Obviously having the characters act out the stories helps, as the sight of Jeff as a vampire is entertaining enough on its own. Add in the the hilariously terrible dialogue (these people are not good storytellers) as well as the way each story feels true to the person telling it, and you've got a fun half-hour of television with a handful of scenes that are just ridiculously funny: among them Annie describing vampire Jeff's last moments in gory, descriptive detail and the reactions of the group to Pierce's incredibly offensive tale (which also has nothing whatsoever to do with Halloween). And of course the tables are eventually turned on both Britta and Jeff after the rest of the group finds out what they're up to. Then the lights go out for a moment, and when they come back on everyone has grabbed a makeshift weapon and is brandishing it threateningly.
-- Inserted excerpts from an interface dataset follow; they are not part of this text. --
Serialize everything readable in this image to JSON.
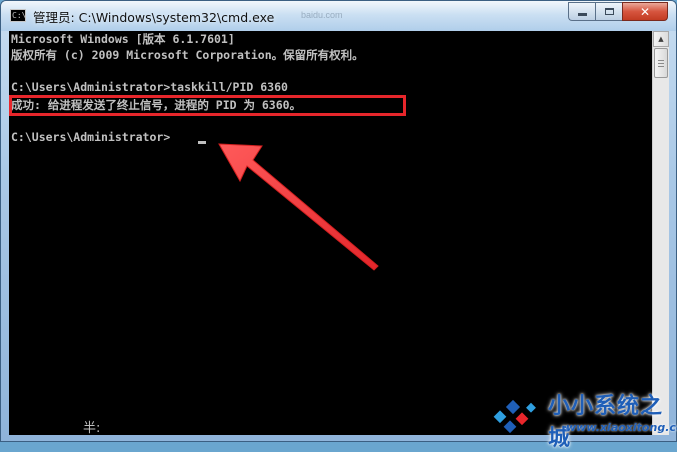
{
  "window": {
    "title": "管理员: C:\\Windows\\system32\\cmd.exe",
    "ghost_text": "baidu.com",
    "icon_label": "C:\\",
    "controls": {
      "minimize": "minimize-icon",
      "maximize": "maximize-icon",
      "close_label": "✕"
    }
  },
  "console": {
    "lines": [
      "Microsoft Windows [版本 6.1.7601]",
      "版权所有 (c) 2009 Microsoft Corporation。保留所有权利。",
      "",
      "C:\\Users\\Administrator>taskkill/PID 6360",
      "成功: 给进程发送了终止信号，进程的 PID 为 6360。",
      "",
      "C:\\Users\\Administrator>"
    ],
    "ime_status": "半:"
  },
  "annotations": {
    "highlight_color": "#e7262b",
    "arrow_color": "#ef3b3b"
  },
  "watermark": {
    "name": "小小系统之城",
    "url": "www.xiaoxitong.com"
  },
  "icons": [
    "cmd-icon",
    "minimize-icon",
    "maximize-icon",
    "close-icon",
    "scroll-up-icon",
    "arrow-annotation-icon",
    "watermark-logo-icon"
  ]
}
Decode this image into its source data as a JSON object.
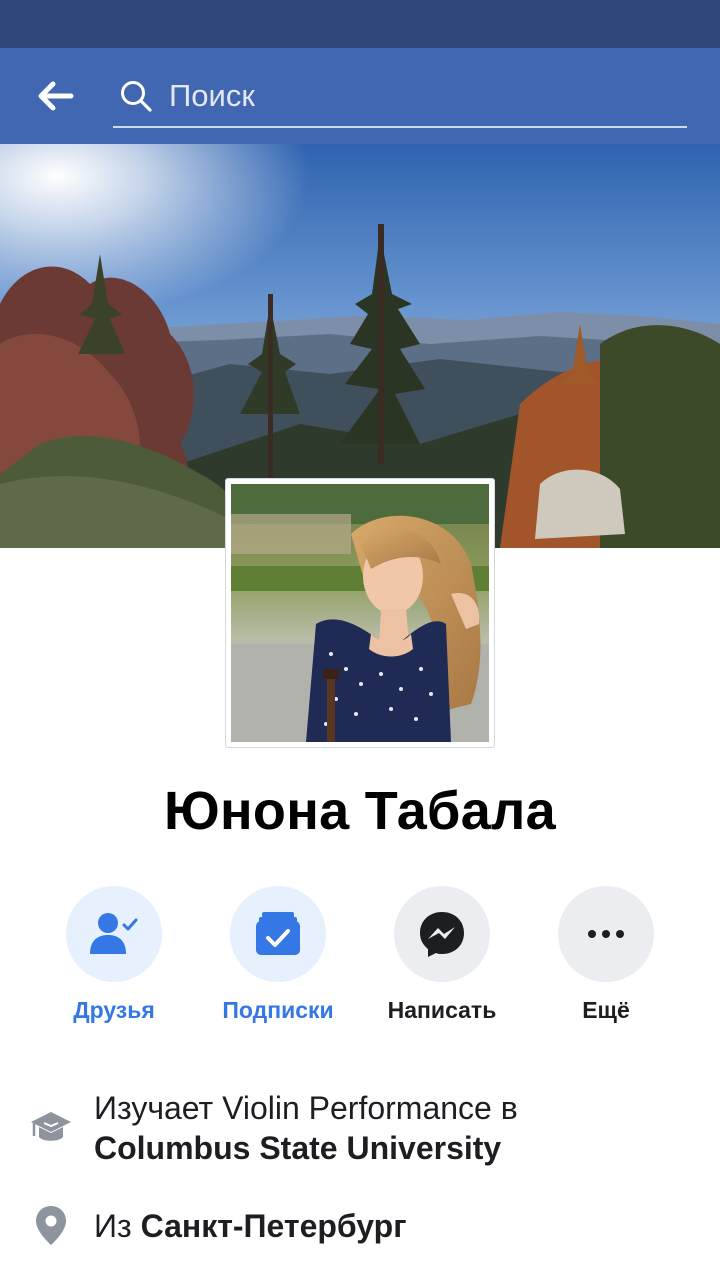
{
  "header": {
    "search_placeholder": "Поиск",
    "bar_color": "#4267b2",
    "status_color": "#30477c"
  },
  "profile": {
    "name": "Юнона Табала"
  },
  "actions": [
    {
      "label": "Друзья",
      "icon": "friends-check-icon",
      "active": true
    },
    {
      "label": "Подписки",
      "icon": "following-icon",
      "active": true
    },
    {
      "label": "Написать",
      "icon": "messenger-icon",
      "active": false
    },
    {
      "label": "Ещё",
      "icon": "more-dots-icon",
      "active": false
    }
  ],
  "info": {
    "education_prefix": "Изучает Violin Performance в",
    "education_school": "Columbus State University",
    "hometown_prefix": "Из",
    "hometown_city": "Санкт-Петербург"
  },
  "colors": {
    "accent": "#3578e5",
    "icon_gray": "#8d949e"
  }
}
Like the argument in "Competitve Ecology", this resolves in a low-key but satisfying way. It's revealed that Jeff simply filled in the bubbles randomly, and that Britta fed them into the machine the wrong way. Of course, the real results aren't particularly comforting, as they show that all but one person in the group is insane. Everyone decides to just "hold on to the comforting notion" that they could be the sane one, and they leave. (We stay behind and find out that it's Abed.) This conclusion obviously isn't as note-perfect as the "Roxanne" sequence in "Chaos Theory" was, but it works. "Horror Fiction" isn't likely to make any top episodes lists when it comes time to reflect on "Community's" legacy, but it too works. It's one of those episodes that's just a lot of fun to watch. Nicely done.
- Always love the way this show changes the credits for many of these "concept" (I really don't like that term) episodes.
- "Community" was down in the ratings this week due to the World Series. Obviously I'm concerned, but as long as they go back to normal (which is still bad) next week I remain confident that we're going to get one more season.
- Britta's habit of making mistakes such as this gives rise to the term "to britta", which basically means to mess something up: as in "she brittaed the test results". Funny stuff. Particularly loved the group accusing her of brittaing britta when she uses the word incorrectly.
- Troy's story (in which mad scientist Pierce decides to sew him and Abed together) resulted in a clever tag scene but was pretty forgettable otherwise. One of the only dead spots in an otherwise hilarious episode.
- Shirley's Rapture tale was quite amusing, and very Shirley. The Dean as the devil was a nice touch.